This girl is only 17 and has been in prostitution for a few years. Prostitution is a big problem in Haiti. Lack of leadership, financial resources and education all contribute to this issue. I heard stories of disabled, blind women in prostitution - just kills me. I mean, can you imagine?? She has some type of tumor, but the surgeons didn't know what kind. They took a biopsy home with them and will hopefully learn more about how to best take care of her for their next trip.
These kiddos are from the St. Louis du Nord community. Due to the high mortality rate for kids under the age of 5 (50%!) many parents don't name their children for a while. The little boys on the right didn't have names yet.

Random fact: there was a Mizzou student and an Arkansas student on this trip. None of us knew the others, but how random to have those type of connections meet up in Haiti. Sean in the picture below is from Mizzou.
This little girl, Miriam, had her second corneal transplant this trip! She had her first last year. This is Dr. Moyes in the photo, someone I work with and is from the Kansas City area.
This image is burned into my mind. Tears are welling up in my eyes as I write this. When I walked close to these babies they would all reach for someone to pick them up. I wish I had 5 arms! I tried to rotate holding these babies, but they did not like to be put down. That was really hard for me. It's seems silly for me to write what was hard for me, considering what is hard for these kids every day. I felt like I could never do enough - so overwhelmed by the whole experience.

This little guy is 12 years old, 5 feet tall and 41 pounds. He has been in the special needs orphanage for two years and is dearly loved by the staff and volunteers there. I think he probably has some sort of absorption issue - he's getting the same meals as the other kids who do not look like this, but he just isn't getting the nutrition he needs.
I'll end with this one because it's a happy one. These boys chased me around outside asking me to take their picture. They just giggled so hard when I showed them their picture from my camera. Their life is simple. Their life is much harder than mine. Their life will be full of seemingly insurmountable challenges. But they're happy, smiling and laughing. I learned a hard lesson in humility while in Haiti. Be joyful always.

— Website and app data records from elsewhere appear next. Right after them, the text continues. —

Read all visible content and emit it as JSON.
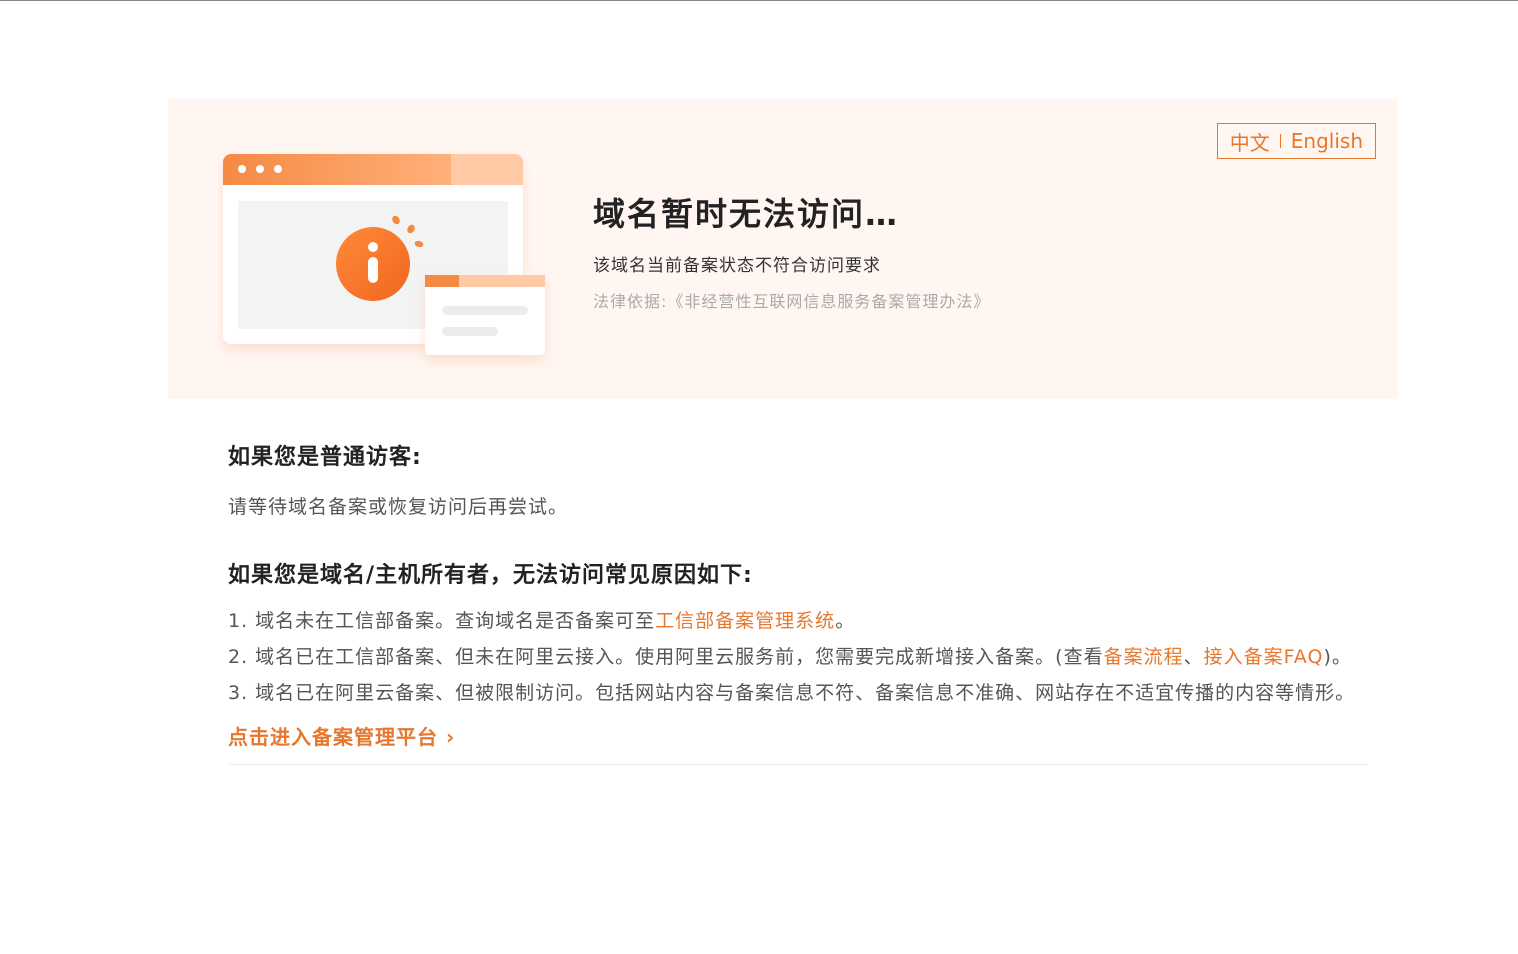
{
  "lang": {
    "zh": "中文",
    "en": "English"
  },
  "banner": {
    "title": "域名暂时无法访问…",
    "subtitle": "该域名当前备案状态不符合访问要求",
    "law": "法律依据:《非经营性互联网信息服务备案管理办法》"
  },
  "visitor": {
    "heading": "如果您是普通访客:",
    "text": "请等待域名备案或恢复访问后再尝试。"
  },
  "owner": {
    "heading": "如果您是域名/主机所有者，无法访问常见原因如下:",
    "item1_prefix": "1. 域名未在工信部备案。查询域名是否备案可至",
    "item1_link": "工信部备案管理系统",
    "item1_suffix": "。",
    "item2_prefix": "2. 域名已在工信部备案、但未在阿里云接入。使用阿里云服务前，您需要完成新增接入备案。(查看",
    "item2_link1": "备案流程",
    "item2_sep": "、",
    "item2_link2": "接入备案FAQ",
    "item2_suffix": ")。",
    "item3": "3. 域名已在阿里云备案、但被限制访问。包括网站内容与备案信息不符、备案信息不准确、网站存在不适宜传播的内容等情形。"
  },
  "cta": {
    "label": "点击进入备案管理平台",
    "arrow": "›"
  },
  "colors": {
    "accent": "#e8772e",
    "banner_bg": "#fff6f2"
  },
  "icons": {
    "illustration": "browser-info-icon"
  }
}
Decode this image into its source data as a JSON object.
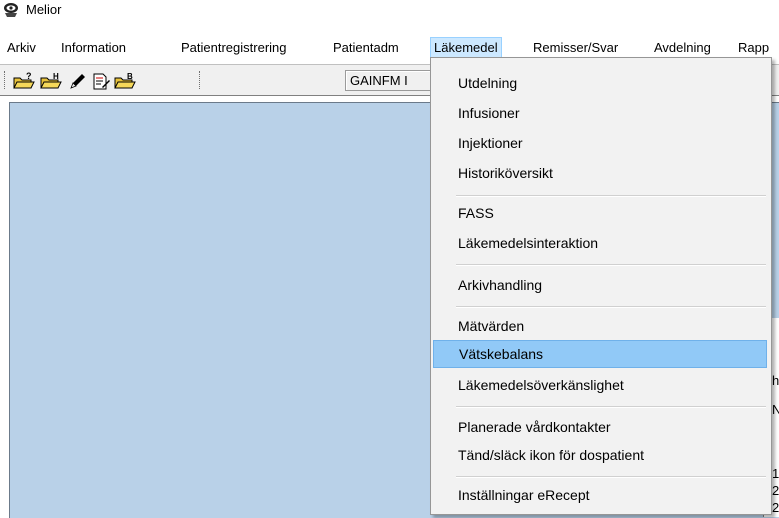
{
  "window": {
    "title": "Melior"
  },
  "menubar": {
    "items": [
      {
        "label": "Arkiv"
      },
      {
        "label": "Information"
      },
      {
        "label": "Patientregistrering"
      },
      {
        "label": "Patientadm"
      },
      {
        "label": "Läkemedel"
      },
      {
        "label": "Remisser/Svar"
      },
      {
        "label": "Avdelning"
      },
      {
        "label": "Rapp"
      }
    ]
  },
  "toolbar": {
    "field_text": "GAINFM I",
    "buttons": [
      {
        "icon": "folder-question-icon"
      },
      {
        "icon": "folder-h-icon"
      },
      {
        "icon": "pencil-icon"
      },
      {
        "icon": "document-edit-icon"
      },
      {
        "icon": "folder-b-icon"
      }
    ]
  },
  "dropdown": {
    "items": [
      {
        "label": "Utdelning"
      },
      {
        "label": "Infusioner"
      },
      {
        "label": "Injektioner"
      },
      {
        "label": "Historiköversikt"
      },
      {
        "label": "FASS"
      },
      {
        "label": "Läkemedelsinteraktion"
      },
      {
        "label": "Arkivhandling"
      },
      {
        "label": "Mätvärden"
      },
      {
        "label": "Vätskebalans"
      },
      {
        "label": "Läkemedelsöverkänslighet"
      },
      {
        "label": "Planerade vårdkontakter"
      },
      {
        "label": "Tänd/släck ikon för dospatient"
      },
      {
        "label": "Inställningar eRecept"
      }
    ],
    "highlighted": "Vätskebalans"
  },
  "side_panel": {
    "fragments": [
      "h",
      "N",
      "1",
      "2",
      "2"
    ]
  },
  "colors": {
    "client_bg": "#b9d1e8",
    "menu_active_bg": "#cce8ff",
    "dropdown_bg": "#f2f2f2",
    "highlight_bg": "#91c9f7"
  }
}
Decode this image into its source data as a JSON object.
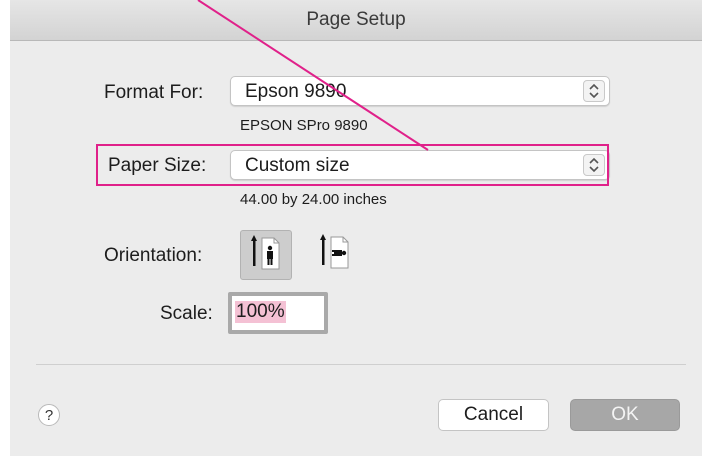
{
  "window": {
    "title": "Page Setup"
  },
  "format_for": {
    "label": "Format For:",
    "value": "Epson 9890",
    "description": "EPSON SPro 9890"
  },
  "paper_size": {
    "label": "Paper Size:",
    "value": "Custom size",
    "description": "44.00 by 24.00 inches"
  },
  "orientation": {
    "label": "Orientation:",
    "options": [
      {
        "name": "portrait",
        "icon": "portrait-orientation-icon",
        "selected": true
      },
      {
        "name": "landscape",
        "icon": "landscape-orientation-icon",
        "selected": false
      }
    ]
  },
  "scale": {
    "label": "Scale:",
    "value": "100%"
  },
  "buttons": {
    "help": "?",
    "cancel": "Cancel",
    "ok": "OK"
  },
  "colors": {
    "annotation": "#e0218a",
    "selection_highlight": "#f4c1d4",
    "ok_button": "#a7a7a7",
    "dialog_background": "#ececec"
  }
}
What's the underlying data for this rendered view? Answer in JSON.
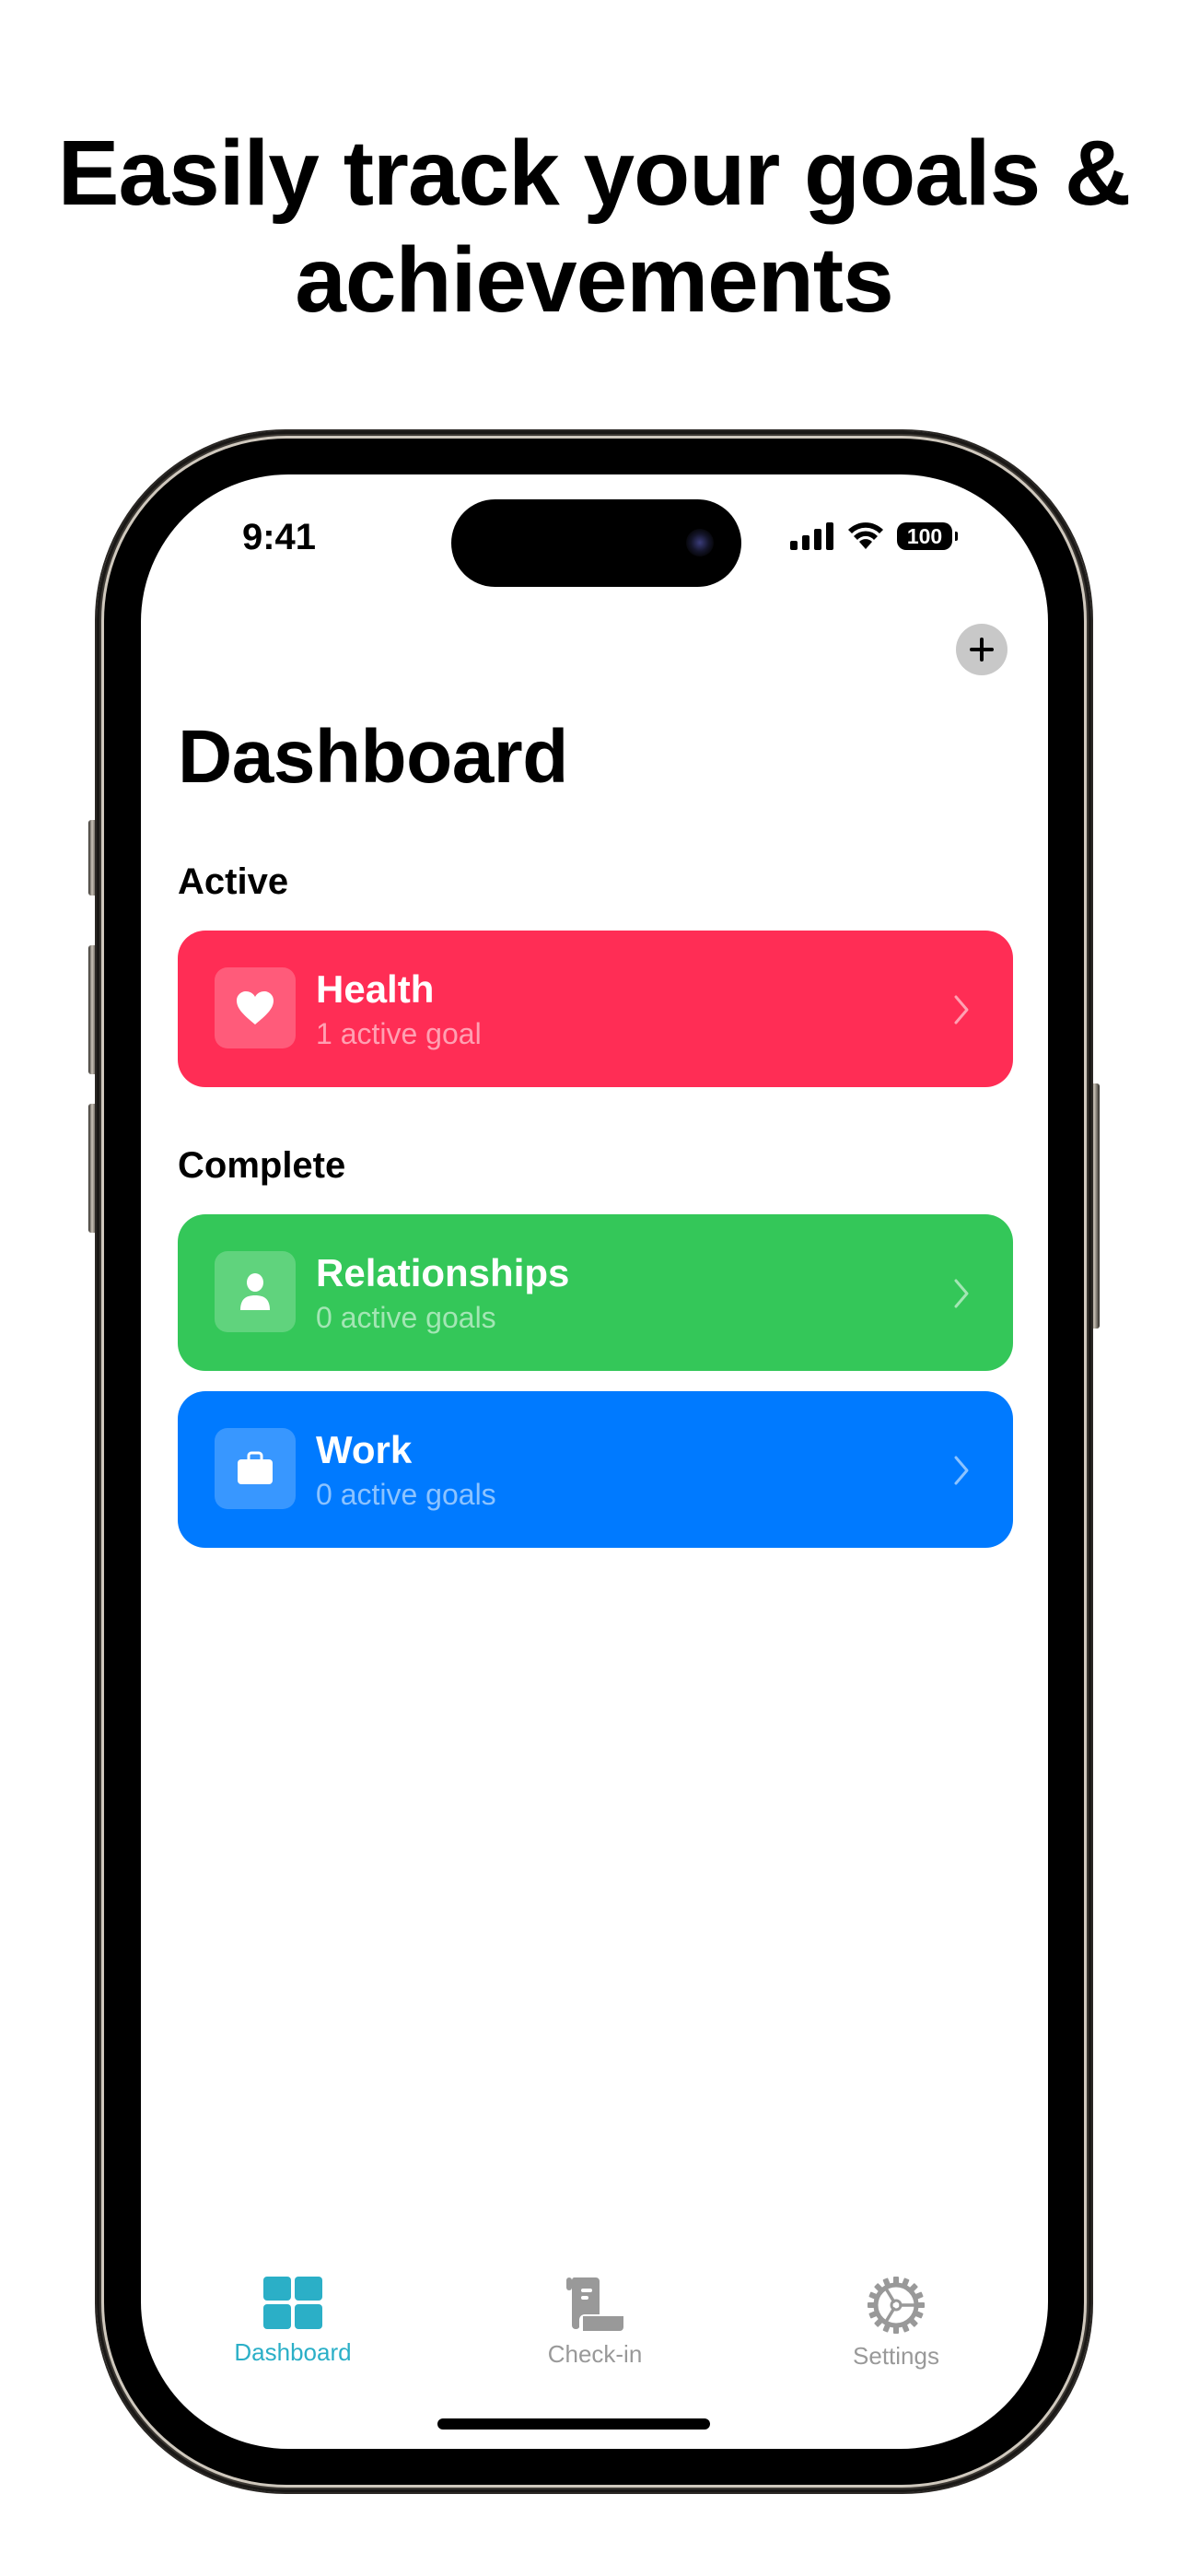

  1. Very humbling; thank you for sharing!

  2. Thanks for sharing all this. That picture of the babies on the floor in the orphanage has been in my mind since I saw it when you posted on facebook. It breaks my heart. It is so hard to understand why we live so differently than much of the rest of the world. It makes me sick to think of all the things I want for, when some don't have enough to eat. It seems so easy to not think about it, when we don't see it often. I'm sure after going there you won't be able to easily forget. I'm happy to read about your experience! And those videos are precious.